Our rebalancing process generally involves two initial steps. First, we compare a portfolio’s current allocation to the target allocation and determine whether rebalancing is necessary. Rather than rebalance on a strict schedule, we allow portfolio allocations to “float” within bands around the target. For example, if the portfolio allocation to U.S. large company stocks drops below the lower band, we will need to add to U.S. large stocks; conversely, if the allocation exceeds the upper band, we will need to reduce this asset class. Second, once we decide that rebalancing is required, we choose the most tax efficient means of doing so.
Some of the benefits of rebalancing can be nullified by taxes, so we are sensitive to the tax implications of trimming appreciated securities while seeking to maintain the appropriate level of portfolio risk.
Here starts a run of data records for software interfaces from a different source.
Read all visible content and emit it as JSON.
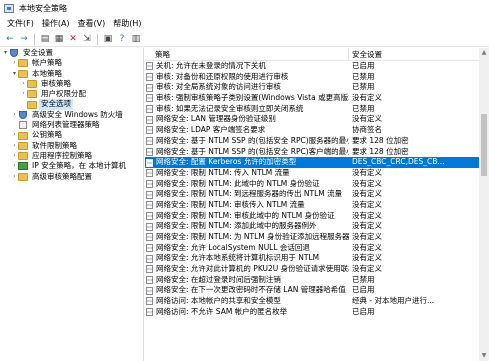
{
  "window": {
    "title": "本地安全策略"
  },
  "menu": [
    "文件(F)",
    "操作(A)",
    "查看(V)",
    "帮助(H)"
  ],
  "toolbar": [
    {
      "name": "back-button",
      "glyph": "←"
    },
    {
      "name": "forward-button",
      "glyph": "→"
    },
    {
      "name": "up-folder-button",
      "glyph": "▤"
    },
    {
      "name": "show-tree-button",
      "glyph": "▦"
    },
    {
      "name": "delete-button",
      "glyph": "✕"
    },
    {
      "name": "export-list-button",
      "glyph": "⇲"
    },
    {
      "name": "properties-button",
      "glyph": "▣"
    },
    {
      "name": "help-button",
      "glyph": "?"
    },
    {
      "name": "view-button",
      "glyph": "▥"
    }
  ],
  "tree": [
    {
      "label": "安全设置",
      "indent": 0,
      "arrow": "▾",
      "icon": "shield"
    },
    {
      "label": "帐户策略",
      "indent": 1,
      "arrow": "›",
      "icon": "folder"
    },
    {
      "label": "本地策略",
      "indent": 1,
      "arrow": "▾",
      "icon": "folder"
    },
    {
      "label": "审核策略",
      "indent": 2,
      "arrow": "›",
      "icon": "folder"
    },
    {
      "label": "用户权限分配",
      "indent": 2,
      "arrow": "›",
      "icon": "folder"
    },
    {
      "label": "安全选项",
      "indent": 2,
      "arrow": "",
      "icon": "folder",
      "selected": true
    },
    {
      "label": "高级安全 Windows 防火墙",
      "indent": 1,
      "arrow": "›",
      "icon": "shield"
    },
    {
      "label": "网络列表管理器策略",
      "indent": 1,
      "arrow": "",
      "icon": "doc"
    },
    {
      "label": "公钥策略",
      "indent": 1,
      "arrow": "›",
      "icon": "folder"
    },
    {
      "label": "软件限制策略",
      "indent": 1,
      "arrow": "›",
      "icon": "folder"
    },
    {
      "label": "应用程序控制策略",
      "indent": 1,
      "arrow": "›",
      "icon": "folder"
    },
    {
      "label": "IP 安全策略，在 本地计算机",
      "indent": 1,
      "arrow": "›",
      "icon": "net"
    },
    {
      "label": "高级审核策略配置",
      "indent": 1,
      "arrow": "›",
      "icon": "folder"
    }
  ],
  "columns": {
    "policy": "策略",
    "setting": "安全设置"
  },
  "rows": [
    {
      "policy": "关机: 允许在未登录的情况下关机",
      "setting": "已启用"
    },
    {
      "policy": "审核: 对备份和还原权限的使用进行审核",
      "setting": "已禁用"
    },
    {
      "policy": "审核: 对全局系统对象的访问进行审核",
      "setting": "已禁用"
    },
    {
      "policy": "审核: 强制审核策略子类别设置(Windows Vista 或更高版本)...",
      "setting": "没有定义"
    },
    {
      "policy": "审核: 如果无法记录安全审核则立即关闭系统",
      "setting": "已禁用"
    },
    {
      "policy": "网络安全: LAN 管理器身份验证级别",
      "setting": "没有定义"
    },
    {
      "policy": "网络安全: LDAP 客户端签名要求",
      "setting": "协商签名"
    },
    {
      "policy": "网络安全: 基于 NTLM SSP 的(包括安全 RPC)服务器的最小...",
      "setting": "要求 128 位加密"
    },
    {
      "policy": "网络安全: 基于 NTLM SSP 的(包括安全 RPC)客户端的最小...",
      "setting": "要求 128 位加密"
    },
    {
      "policy": "网络安全: 配置 Kerberos 允许的加密类型",
      "setting": "DES_CBC_CRC,DES_CB...",
      "selected": true
    },
    {
      "policy": "网络安全: 限制 NTLM: 传入 NTLM 流量",
      "setting": "没有定义"
    },
    {
      "policy": "网络安全: 限制 NTLM: 此域中的 NTLM 身份验证",
      "setting": "没有定义"
    },
    {
      "policy": "网络安全: 限制 NTLM: 到远程服务器的传出 NTLM 流量",
      "setting": "没有定义"
    },
    {
      "policy": "网络安全: 限制 NTLM: 审核传入 NTLM 流量",
      "setting": "没有定义"
    },
    {
      "policy": "网络安全: 限制 NTLM: 审核此域中的 NTLM 身份验证",
      "setting": "没有定义"
    },
    {
      "policy": "网络安全: 限制 NTLM: 添加此域中的服务器例外",
      "setting": "没有定义"
    },
    {
      "policy": "网络安全: 限制 NTLM: 为 NTLM 身份验证添加远程服务器...",
      "setting": "没有定义"
    },
    {
      "policy": "网络安全: 允许 LocalSystem NULL 会话回退",
      "setting": "没有定义"
    },
    {
      "policy": "网络安全: 允许本地系统将计算机标识用于 NTLM",
      "setting": "没有定义"
    },
    {
      "policy": "网络安全: 允许对此计算机的 PKU2U 身份验证请求使用联机...",
      "setting": "没有定义"
    },
    {
      "policy": "网络安全: 在超过登录时间后强制注销",
      "setting": "已禁用"
    },
    {
      "policy": "网络安全: 在下一次更改密码时不存储 LAN 管理器哈希值",
      "setting": "已启用"
    },
    {
      "policy": "网络访问: 本地帐户的共享和安全模型",
      "setting": "经典 - 对本地用户进行..."
    },
    {
      "policy": "网络访问: 不允许 SAM 帐户的匿名枚举",
      "setting": "已启用"
    }
  ]
}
Our rebalancing plan typically consists of a combination of the actions listed below. In order of preference, we may:
Whenever we discuss tax loss harvesting, we first need to clarify that we certainly do not set out with a goal of generating losses when investing. However, when a client owns a diversified set of assets in a taxable account, we can use the periodic and inevitable price declines of specific securities to lower the client’s current or future tax bill by “harvesting” tax losses. Tax loss harvesting is the intentional selling of a security at a loss to offset a capital gains tax liability in the future. It is a critical and strategic tool for reducing taxes within a taxable portfolio, and if not deliberately recognized, tax loss harvesting opportunities can be missed.
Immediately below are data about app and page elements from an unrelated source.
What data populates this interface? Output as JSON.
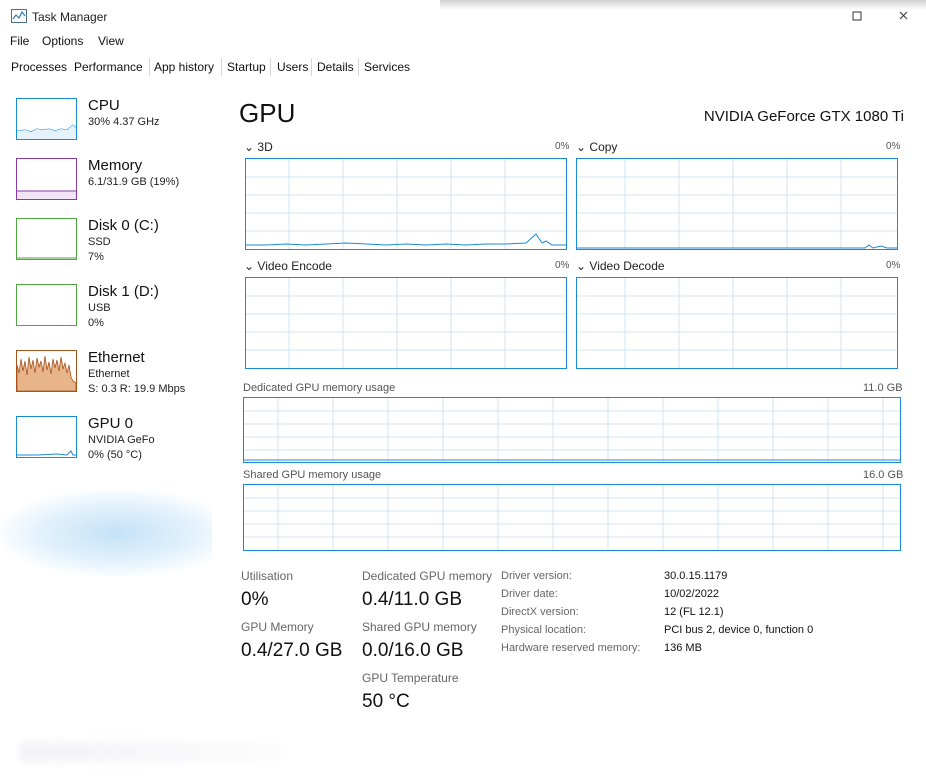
{
  "window": {
    "title": "Task Manager",
    "icon": "task-manager-icon"
  },
  "menu": [
    "File",
    "Options",
    "View"
  ],
  "tabs": [
    "Processes",
    "Performance",
    "App history",
    "Startup",
    "Users",
    "Details",
    "Services"
  ],
  "sidebar": {
    "items": [
      {
        "name": "CPU",
        "line1": "30%  4.37 GHz",
        "line2": "",
        "color": "#1b8ad6"
      },
      {
        "name": "Memory",
        "line1": "6.1/31.9 GB (19%)",
        "line2": "",
        "color": "#8b3aa8"
      },
      {
        "name": "Disk 0 (C:)",
        "line1": "SSD",
        "line2": "7%",
        "color": "#4da63f"
      },
      {
        "name": "Disk 1 (D:)",
        "line1": "USB",
        "line2": "0%",
        "color": "#4da63f"
      },
      {
        "name": "Ethernet",
        "line1": "Ethernet",
        "line2": "S: 0.3  R: 19.9 Mbps",
        "color": "#a7531a"
      },
      {
        "name": "GPU 0",
        "line1": "NVIDIA GeFo",
        "line2": "0% (50 °C)",
        "color": "#1b8ad6"
      }
    ]
  },
  "gpu": {
    "title": "GPU",
    "model": "NVIDIA GeForce GTX 1080 Ti",
    "graphs": [
      {
        "label": "3D",
        "pct": "0%"
      },
      {
        "label": "Copy",
        "pct": "0%"
      },
      {
        "label": "Video Encode",
        "pct": "0%"
      },
      {
        "label": "Video Decode",
        "pct": "0%"
      }
    ],
    "dedicated_mem_label": "Dedicated GPU memory usage",
    "dedicated_mem_max": "11.0 GB",
    "shared_mem_label": "Shared GPU memory usage",
    "shared_mem_max": "16.0 GB",
    "stats": {
      "utilisation_label": "Utilisation",
      "utilisation_value": "0%",
      "gpu_memory_label": "GPU Memory",
      "gpu_memory_value": "0.4/27.0 GB",
      "dedicated_label": "Dedicated GPU memory",
      "dedicated_value": "0.4/11.0 GB",
      "shared_label": "Shared GPU memory",
      "shared_value": "0.0/16.0 GB",
      "temp_label": "GPU Temperature",
      "temp_value": "50 °C"
    },
    "info": [
      {
        "label": "Driver version:",
        "value": "30.0.15.1179"
      },
      {
        "label": "Driver date:",
        "value": "10/02/2022"
      },
      {
        "label": "DirectX version:",
        "value": "12 (FL 12.1)"
      },
      {
        "label": "Physical location:",
        "value": "PCI bus 2, device 0, function 0"
      },
      {
        "label": "Hardware reserved memory:",
        "value": "136 MB"
      }
    ]
  },
  "colors": {
    "accent": "#1b8ad6",
    "grid": "#cfe6f6"
  }
}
Even in years with positive returns when a portfolio increases significantly in value, opportunities to sell individual positions at a loss for tax purposes may arise. For example, suppose an individual stock was purchased for $50,000 in a taxable account and declined in value to $45,000. In this case, we can sell the stock and “book” a $5,000 loss for tax purposes. If we want to continue to hold the stock for the long-term (which we typically do), we can buy the stock back after 31 days, buy a stock that we believe is a comparable alternative (i.e., Pepsi vs. Coca-Cola), or employ other strategies to maintain exposure to the asset. The objective of tax loss harvesting is to keep a portfolio on its target allocation (percentage allocated to stocks vs. bonds) while strategically trading to capture tax losses during opportune time periods.
The losses that were “harvested” during the stock market volatility in the first half of 2020 may allow many clients with taxable accounts to avoid paying capital gains tax due to rebalancing later in the year — and potentially carry forward remaining losses to use in future years. The IRS allows you to write off losses against capital gains and/or use up to $3,000 of realized losses to offset ordinary income. Any losses not used to offset gains may be carried forward indefinitely until they are exhausted.
Lastly, we would like to make you aware of recent changes to the Required Minimum Distribution (RMD) rules for 2020. Generally, due to the pronounced economic impact of COVID-19, distributions are not required from any IRAs or retirement accounts during 2020. Additionally, if you took required minimum distributions from your retirement accounts this year and would like to return the money, you may be able to do so. The IRS announced this extraordinary waiver in June that those who had already taken withdrawals in 2020 may return that money by the end of August if they wish. Please discuss the logistics of this process with your Lead Advisor.